*Your objective*. Exact copy required. Repeat the records, but keep the pictures out.

*Page and application data records*.
☆ ☆ ☆

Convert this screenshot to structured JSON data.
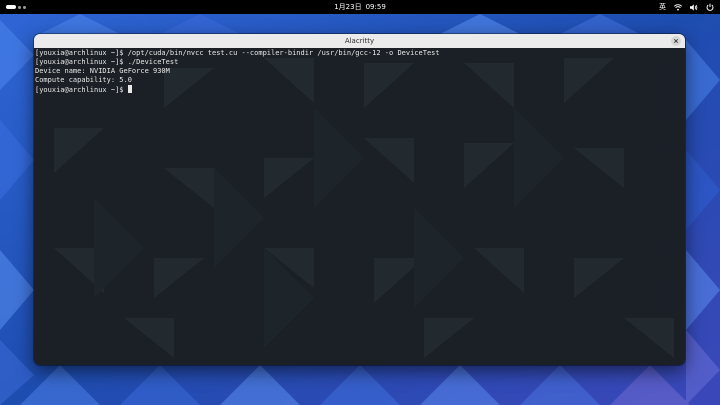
{
  "top_bar": {
    "clock": {
      "date": "1月23日",
      "time": "09:59"
    },
    "input_method": "英",
    "icons": [
      "activities-indicator-icon",
      "wifi-icon",
      "volume-icon",
      "power-icon"
    ]
  },
  "window": {
    "title": "Alacritty",
    "close_icon": "close-icon",
    "terminal": {
      "lines": [
        {
          "prompt": "[youxia@archlinux ~]$ ",
          "command": "/opt/cuda/bin/nvcc test.cu --compiler-bindir /usr/bin/gcc-12 -o DeviceTest"
        },
        {
          "prompt": "[youxia@archlinux ~]$ ",
          "command": "./DeviceTest"
        },
        {
          "output": "Device name: NVIDIA GeForce 930M"
        },
        {
          "output": "Compute capability: 5.0"
        },
        {
          "prompt": "[youxia@archlinux ~]$ ",
          "command": ""
        }
      ]
    }
  },
  "colors": {
    "wallpaper_base": "#1f4fb3",
    "terminal_bg": "#1a2025",
    "terminal_fg": "#e8e8e8",
    "titlebar_bg": "#ebebeb"
  }
}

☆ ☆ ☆

*Your response*.
Convert this screenshot to structured JSON data.
{
  "top_bar": {
    "clock": {
      "date": "1月23日",
      "time": "09:59"
    },
    "input_method": "英",
    "icons": [
      "activities-indicator-icon",
      "wifi-icon",
      "volume-icon",
      "power-icon"
    ]
  },
  "window": {
    "title": "Alacritty",
    "close_icon": "close-icon",
    "terminal": {
      "lines": [
        {
          "prompt": "[youxia@archlinux ~]$ ",
          "command": "/opt/cuda/bin/nvcc test.cu --compiler-bindir /usr/bin/gcc-12 -o DeviceTest"
        },
        {
          "prompt": "[youxia@archlinux ~]$ ",
          "command": "./DeviceTest"
        },
        {
          "output": "Device name: NVIDIA GeForce 930M"
        },
        {
          "output": "Compute capability: 5.0"
        },
        {
          "prompt": "[youxia@archlinux ~]$ ",
          "command": ""
        }
      ]
    }
  },
  "colors": {
    "wallpaper_base": "#1f4fb3",
    "terminal_bg": "#1a2025",
    "terminal_fg": "#e8e8e8",
    "titlebar_bg": "#ebebeb"
  }
}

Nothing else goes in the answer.